    Again, the Democrats need to recognize they don’t control the entire government and part of our constitutional framework involves compromise. The Republicans came forward with an original plan to cut $100 billion from the budget and have since reduced those amounts. In less than two years the Dems will have their butts handed to them when the Senate swings back to the GOP.

  23. ET says:

    Republicans and Tea Party types don’t recognize that government works are people. They think many if not most government works are parasites that earn money they don’t deserve taking away money from “real” Americans. So they do see that working for the government is the crime and that government workers should be punished. This is the argument that Republicanism won.

    That and the fact that many Americans believe that the discretionary budget is like 90% of the budget so if you just cut everything then the accounts will be balanced in one or two budget cycles. Oh and then there is the tax cuts for the wealthy will magically fix the economy.

  24. Max Lybbert says:

    Further, I find it rather frustrating that there seems to be little acknowledgement from the Republican of this issue that a shutdown will actually affect real people. And I am not even specifically thinking about issues of people receiving services (although that is an issue worthy of consideration as well), but government employees (including deployed troops) who may miss at least one paycheck (if not more, depending on duration).

    You are aware that the House passed a continuing resolution that (1) would have funded the Department of Defense until the end of the year (and paid those troops), and (2) would have averted a shutdown for one week. Reid screamed bloody murder and Obama said he would veto it. Who’s failing to acknowledge that a shutdown will affect real people?

  25. Max Lybbert says:

    Reid made it even more obvious this morning: he’d rather shut down the government than pass a rider that has passed several times in recent years: http://hotair.com/archives/2011/04/08/breaking-budget-deal/ .

  26. JKB says:

    Well, for all the horrors described, as someone who experienced the ’95/’96 shutdown firsthand, I can tell you that the trauma is short lived. Of course, if the Dems and Reps were to shutdown the government for a month or two, then that’s different. Then the public will start to see where the non-essential employees are missing.

  27. Max Lybbert says:

    Thinking more about this: the Administration has enough investment gurus on staff that we should invest intelligently and use the proceeds to get rid of the deficit.

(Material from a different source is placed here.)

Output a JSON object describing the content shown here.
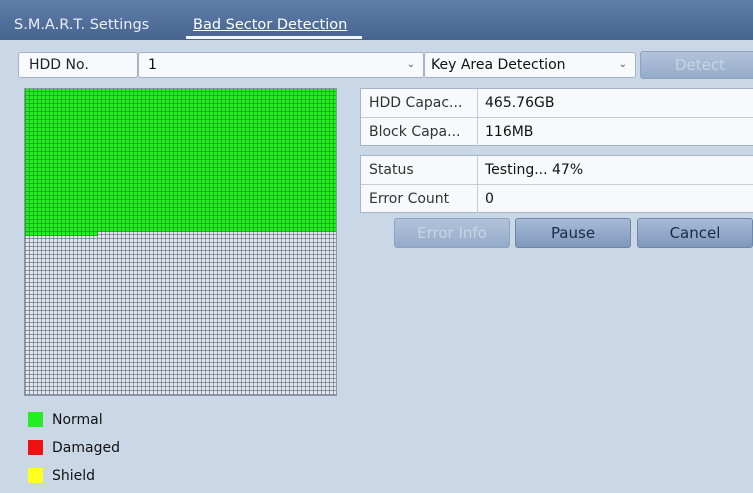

Hillary Clinton could work her magic on cattle futures and President Obama could pick a few sure-fire real estate deals.